Search the records for the word "只招已参加我校" and pick out every line that has it.

═════ SOURCE RECORDS

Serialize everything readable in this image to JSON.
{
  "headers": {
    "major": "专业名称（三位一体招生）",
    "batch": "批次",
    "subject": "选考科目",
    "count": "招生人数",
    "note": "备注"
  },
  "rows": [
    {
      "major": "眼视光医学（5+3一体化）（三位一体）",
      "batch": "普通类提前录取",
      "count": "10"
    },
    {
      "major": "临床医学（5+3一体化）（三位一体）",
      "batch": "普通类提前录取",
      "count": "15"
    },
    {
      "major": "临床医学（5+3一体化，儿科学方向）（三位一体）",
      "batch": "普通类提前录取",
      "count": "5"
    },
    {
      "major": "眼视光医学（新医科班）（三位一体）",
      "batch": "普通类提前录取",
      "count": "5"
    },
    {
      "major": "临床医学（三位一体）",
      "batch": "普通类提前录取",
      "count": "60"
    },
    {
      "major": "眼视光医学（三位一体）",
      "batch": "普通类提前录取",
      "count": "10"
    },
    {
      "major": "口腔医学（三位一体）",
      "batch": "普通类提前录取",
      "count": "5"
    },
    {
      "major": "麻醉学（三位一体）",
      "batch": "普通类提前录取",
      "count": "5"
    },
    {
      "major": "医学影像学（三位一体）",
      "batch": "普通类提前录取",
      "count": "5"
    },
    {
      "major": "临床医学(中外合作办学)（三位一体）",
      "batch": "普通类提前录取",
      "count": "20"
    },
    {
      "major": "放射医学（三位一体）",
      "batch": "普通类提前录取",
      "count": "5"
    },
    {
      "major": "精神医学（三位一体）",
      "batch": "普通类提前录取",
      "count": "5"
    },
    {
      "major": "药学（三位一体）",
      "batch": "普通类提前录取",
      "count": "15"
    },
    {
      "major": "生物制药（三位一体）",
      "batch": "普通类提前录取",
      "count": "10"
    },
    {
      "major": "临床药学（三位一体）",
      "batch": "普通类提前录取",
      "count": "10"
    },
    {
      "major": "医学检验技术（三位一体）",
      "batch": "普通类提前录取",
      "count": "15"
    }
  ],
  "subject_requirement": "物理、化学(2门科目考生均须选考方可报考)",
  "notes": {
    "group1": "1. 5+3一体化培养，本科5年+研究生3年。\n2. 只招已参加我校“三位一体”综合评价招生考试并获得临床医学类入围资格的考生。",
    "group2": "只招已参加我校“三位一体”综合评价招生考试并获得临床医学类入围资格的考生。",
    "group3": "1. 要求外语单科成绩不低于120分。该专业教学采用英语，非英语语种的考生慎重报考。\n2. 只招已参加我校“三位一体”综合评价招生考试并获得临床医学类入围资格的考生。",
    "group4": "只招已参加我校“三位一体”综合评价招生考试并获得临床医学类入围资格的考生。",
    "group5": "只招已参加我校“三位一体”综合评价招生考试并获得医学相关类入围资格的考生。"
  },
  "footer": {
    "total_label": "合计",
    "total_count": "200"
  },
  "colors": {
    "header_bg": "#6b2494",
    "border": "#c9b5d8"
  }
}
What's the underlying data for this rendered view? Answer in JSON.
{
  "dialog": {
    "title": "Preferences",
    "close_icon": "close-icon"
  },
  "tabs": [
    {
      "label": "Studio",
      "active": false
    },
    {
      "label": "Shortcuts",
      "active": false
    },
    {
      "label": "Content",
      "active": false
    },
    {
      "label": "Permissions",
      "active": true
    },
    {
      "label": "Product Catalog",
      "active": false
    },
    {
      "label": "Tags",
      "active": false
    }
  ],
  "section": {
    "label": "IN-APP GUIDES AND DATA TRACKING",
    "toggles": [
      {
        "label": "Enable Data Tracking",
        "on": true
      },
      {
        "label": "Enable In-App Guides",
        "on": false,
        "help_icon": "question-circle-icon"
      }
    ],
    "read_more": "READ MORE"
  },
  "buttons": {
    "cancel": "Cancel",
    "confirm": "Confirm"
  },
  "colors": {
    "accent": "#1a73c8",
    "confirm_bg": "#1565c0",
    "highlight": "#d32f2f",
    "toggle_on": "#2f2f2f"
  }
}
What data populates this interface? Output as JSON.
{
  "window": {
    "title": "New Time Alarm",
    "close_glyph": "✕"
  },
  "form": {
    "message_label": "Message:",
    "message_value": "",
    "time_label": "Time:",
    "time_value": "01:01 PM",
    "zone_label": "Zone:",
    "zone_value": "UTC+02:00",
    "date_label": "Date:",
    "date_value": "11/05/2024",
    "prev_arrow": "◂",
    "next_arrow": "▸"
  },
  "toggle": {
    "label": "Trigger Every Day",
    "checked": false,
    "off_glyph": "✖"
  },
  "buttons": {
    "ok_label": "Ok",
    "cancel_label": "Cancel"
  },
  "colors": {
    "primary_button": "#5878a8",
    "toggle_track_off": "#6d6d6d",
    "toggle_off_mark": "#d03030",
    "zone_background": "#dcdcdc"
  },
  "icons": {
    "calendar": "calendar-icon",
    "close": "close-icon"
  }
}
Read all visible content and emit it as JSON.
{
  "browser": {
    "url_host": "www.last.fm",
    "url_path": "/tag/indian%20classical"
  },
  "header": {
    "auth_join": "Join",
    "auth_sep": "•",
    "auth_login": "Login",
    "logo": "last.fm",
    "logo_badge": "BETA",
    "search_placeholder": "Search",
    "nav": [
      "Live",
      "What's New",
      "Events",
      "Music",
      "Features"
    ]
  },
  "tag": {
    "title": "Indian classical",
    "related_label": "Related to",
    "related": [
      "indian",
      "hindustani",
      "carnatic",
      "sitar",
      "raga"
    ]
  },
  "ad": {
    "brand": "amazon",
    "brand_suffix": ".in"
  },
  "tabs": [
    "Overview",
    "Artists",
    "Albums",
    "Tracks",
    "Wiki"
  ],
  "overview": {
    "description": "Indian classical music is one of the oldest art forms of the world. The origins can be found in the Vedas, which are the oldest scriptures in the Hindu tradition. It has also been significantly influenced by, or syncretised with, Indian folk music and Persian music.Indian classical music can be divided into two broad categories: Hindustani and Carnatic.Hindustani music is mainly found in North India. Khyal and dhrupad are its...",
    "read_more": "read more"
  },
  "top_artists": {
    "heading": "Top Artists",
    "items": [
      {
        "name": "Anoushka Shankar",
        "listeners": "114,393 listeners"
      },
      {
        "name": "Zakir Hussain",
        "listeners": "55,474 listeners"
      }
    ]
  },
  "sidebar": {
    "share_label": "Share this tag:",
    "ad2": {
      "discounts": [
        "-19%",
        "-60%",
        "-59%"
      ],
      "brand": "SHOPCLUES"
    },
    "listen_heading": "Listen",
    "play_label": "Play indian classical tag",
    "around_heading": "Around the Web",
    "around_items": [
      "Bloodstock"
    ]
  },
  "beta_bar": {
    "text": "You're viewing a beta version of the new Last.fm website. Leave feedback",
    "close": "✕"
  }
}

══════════

* _PROBLEM SOLUTION_:
    "group1": "1. 5+3一体化培养，本科5年+研究生3年。\n2. 只招已参加我校“三位一体”综合评价招生考试并获得临床医学类入围资格的考生。",
    "group2": "只招已参加我校“三位一体”综合评价招生考试并获得临床医学类入围资格的考生。",
    "group3": "1. 要求外语单科成绩不低于120分。该专业教学采用英语，非英语语种的考生慎重报考。\n2. 只招已参加我校“三位一体”综合评价招生考试并获得临床医学类入围资格的考生。",
    "group4": "只招已参加我校“三位一体”综合评价招生考试并获得临床医学类入围资格的考生。",
    "group5": "只招已参加我校“三位一体”综合评价招生考试并获得医学相关类入围资格的考生。"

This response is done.